* [WHAT TO PRODUCE] Please count the lines in the data below that hold the word "Switch", and give only the number.
[[ RECORDED INFORMATION open ]]
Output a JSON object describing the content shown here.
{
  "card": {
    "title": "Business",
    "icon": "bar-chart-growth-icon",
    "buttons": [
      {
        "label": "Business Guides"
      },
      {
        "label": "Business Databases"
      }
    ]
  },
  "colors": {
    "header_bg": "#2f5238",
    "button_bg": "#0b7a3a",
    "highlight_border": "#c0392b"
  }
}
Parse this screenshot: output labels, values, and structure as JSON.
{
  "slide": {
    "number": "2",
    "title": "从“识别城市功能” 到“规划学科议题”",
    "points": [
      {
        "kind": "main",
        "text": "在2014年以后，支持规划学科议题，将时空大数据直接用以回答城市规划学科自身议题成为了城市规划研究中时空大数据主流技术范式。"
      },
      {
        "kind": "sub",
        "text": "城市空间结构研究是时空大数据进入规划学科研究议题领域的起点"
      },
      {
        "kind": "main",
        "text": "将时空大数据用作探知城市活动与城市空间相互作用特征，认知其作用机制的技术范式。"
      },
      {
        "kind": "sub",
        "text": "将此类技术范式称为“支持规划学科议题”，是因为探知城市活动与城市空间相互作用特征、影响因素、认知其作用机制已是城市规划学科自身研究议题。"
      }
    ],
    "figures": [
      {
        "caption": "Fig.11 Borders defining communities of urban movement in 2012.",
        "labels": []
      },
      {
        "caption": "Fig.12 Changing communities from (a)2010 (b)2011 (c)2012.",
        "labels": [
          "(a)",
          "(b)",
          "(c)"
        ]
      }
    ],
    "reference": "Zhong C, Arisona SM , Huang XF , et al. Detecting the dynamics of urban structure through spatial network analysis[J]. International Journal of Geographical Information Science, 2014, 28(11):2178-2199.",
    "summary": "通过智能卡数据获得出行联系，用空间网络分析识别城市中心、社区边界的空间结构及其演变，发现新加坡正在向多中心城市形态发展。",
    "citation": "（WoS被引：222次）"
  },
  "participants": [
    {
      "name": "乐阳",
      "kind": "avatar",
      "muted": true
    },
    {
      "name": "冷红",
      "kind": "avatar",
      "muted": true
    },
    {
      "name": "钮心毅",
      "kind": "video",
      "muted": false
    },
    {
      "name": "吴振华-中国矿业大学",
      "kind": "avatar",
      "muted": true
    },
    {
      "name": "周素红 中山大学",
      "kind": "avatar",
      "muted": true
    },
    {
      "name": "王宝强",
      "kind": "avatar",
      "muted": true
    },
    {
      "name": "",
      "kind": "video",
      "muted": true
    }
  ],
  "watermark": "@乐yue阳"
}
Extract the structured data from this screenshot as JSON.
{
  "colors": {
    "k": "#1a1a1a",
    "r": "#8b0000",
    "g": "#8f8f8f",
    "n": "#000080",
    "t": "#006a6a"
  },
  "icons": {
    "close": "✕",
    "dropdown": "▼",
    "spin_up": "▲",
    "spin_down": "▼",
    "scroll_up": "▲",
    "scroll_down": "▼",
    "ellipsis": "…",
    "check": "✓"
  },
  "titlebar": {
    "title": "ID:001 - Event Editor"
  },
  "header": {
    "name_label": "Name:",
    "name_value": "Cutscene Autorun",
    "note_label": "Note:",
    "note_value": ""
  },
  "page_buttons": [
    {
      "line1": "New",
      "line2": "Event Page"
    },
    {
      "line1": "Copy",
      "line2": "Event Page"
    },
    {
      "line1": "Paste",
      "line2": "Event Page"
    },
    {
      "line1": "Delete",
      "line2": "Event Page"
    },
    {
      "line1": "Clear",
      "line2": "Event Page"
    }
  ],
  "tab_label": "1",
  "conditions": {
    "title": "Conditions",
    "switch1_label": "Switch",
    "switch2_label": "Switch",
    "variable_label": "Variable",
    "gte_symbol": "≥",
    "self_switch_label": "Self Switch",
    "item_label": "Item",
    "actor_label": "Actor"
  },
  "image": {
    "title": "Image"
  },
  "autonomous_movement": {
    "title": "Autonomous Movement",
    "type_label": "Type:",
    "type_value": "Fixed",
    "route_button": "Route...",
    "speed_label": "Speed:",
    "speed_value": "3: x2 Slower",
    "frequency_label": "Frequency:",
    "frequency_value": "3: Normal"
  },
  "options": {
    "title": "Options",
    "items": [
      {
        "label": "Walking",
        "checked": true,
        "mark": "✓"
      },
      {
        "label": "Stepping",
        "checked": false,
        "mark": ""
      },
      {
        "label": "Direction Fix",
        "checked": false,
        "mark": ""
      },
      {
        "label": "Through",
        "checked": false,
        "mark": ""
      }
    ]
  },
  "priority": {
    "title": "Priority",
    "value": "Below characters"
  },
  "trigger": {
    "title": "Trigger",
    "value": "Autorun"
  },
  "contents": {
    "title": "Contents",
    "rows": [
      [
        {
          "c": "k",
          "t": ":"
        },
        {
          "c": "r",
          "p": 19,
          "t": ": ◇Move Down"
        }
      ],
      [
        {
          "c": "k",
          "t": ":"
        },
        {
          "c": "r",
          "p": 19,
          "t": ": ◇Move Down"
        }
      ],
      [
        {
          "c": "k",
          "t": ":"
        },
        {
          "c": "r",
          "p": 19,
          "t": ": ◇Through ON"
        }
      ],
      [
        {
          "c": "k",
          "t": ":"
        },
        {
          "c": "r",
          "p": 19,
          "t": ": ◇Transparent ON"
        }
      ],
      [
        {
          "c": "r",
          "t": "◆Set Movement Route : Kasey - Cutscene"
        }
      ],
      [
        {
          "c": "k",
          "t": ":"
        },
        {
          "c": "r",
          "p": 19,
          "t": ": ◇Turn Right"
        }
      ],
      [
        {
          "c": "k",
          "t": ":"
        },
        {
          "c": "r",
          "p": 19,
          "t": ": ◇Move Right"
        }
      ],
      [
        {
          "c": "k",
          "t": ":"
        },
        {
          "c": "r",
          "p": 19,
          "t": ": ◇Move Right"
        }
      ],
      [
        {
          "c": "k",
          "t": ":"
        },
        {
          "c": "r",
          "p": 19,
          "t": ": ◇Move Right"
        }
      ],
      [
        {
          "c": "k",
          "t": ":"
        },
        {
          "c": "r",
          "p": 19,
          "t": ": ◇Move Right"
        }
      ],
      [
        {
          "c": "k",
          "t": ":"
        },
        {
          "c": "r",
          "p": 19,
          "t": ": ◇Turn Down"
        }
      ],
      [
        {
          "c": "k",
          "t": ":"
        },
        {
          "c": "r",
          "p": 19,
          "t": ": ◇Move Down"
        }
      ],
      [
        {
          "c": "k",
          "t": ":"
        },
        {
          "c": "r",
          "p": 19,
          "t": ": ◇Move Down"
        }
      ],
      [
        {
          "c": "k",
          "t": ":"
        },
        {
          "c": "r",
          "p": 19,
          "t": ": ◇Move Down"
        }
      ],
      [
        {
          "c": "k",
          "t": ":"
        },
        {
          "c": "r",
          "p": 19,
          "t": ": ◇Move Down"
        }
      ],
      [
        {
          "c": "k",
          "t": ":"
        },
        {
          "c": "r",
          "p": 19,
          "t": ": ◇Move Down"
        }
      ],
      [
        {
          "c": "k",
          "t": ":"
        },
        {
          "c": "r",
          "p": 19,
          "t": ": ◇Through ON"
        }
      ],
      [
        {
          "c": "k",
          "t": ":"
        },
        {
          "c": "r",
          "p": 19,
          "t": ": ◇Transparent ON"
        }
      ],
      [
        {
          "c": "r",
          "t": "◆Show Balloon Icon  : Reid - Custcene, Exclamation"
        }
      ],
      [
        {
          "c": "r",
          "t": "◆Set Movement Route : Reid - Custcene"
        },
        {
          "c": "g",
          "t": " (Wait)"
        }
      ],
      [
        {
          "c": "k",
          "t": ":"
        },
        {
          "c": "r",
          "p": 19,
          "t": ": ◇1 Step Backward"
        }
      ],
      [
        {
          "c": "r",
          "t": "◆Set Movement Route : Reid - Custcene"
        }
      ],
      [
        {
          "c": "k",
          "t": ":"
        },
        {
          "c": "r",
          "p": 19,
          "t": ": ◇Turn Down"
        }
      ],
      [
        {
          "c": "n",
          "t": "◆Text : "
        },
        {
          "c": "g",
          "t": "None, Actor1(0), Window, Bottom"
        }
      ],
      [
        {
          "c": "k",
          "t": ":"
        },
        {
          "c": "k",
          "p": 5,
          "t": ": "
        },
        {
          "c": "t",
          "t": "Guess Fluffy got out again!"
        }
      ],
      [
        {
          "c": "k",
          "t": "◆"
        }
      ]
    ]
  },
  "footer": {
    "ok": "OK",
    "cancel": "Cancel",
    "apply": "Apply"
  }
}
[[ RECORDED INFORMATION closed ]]
* [ANSWER FOR THIS EXERCISE] 3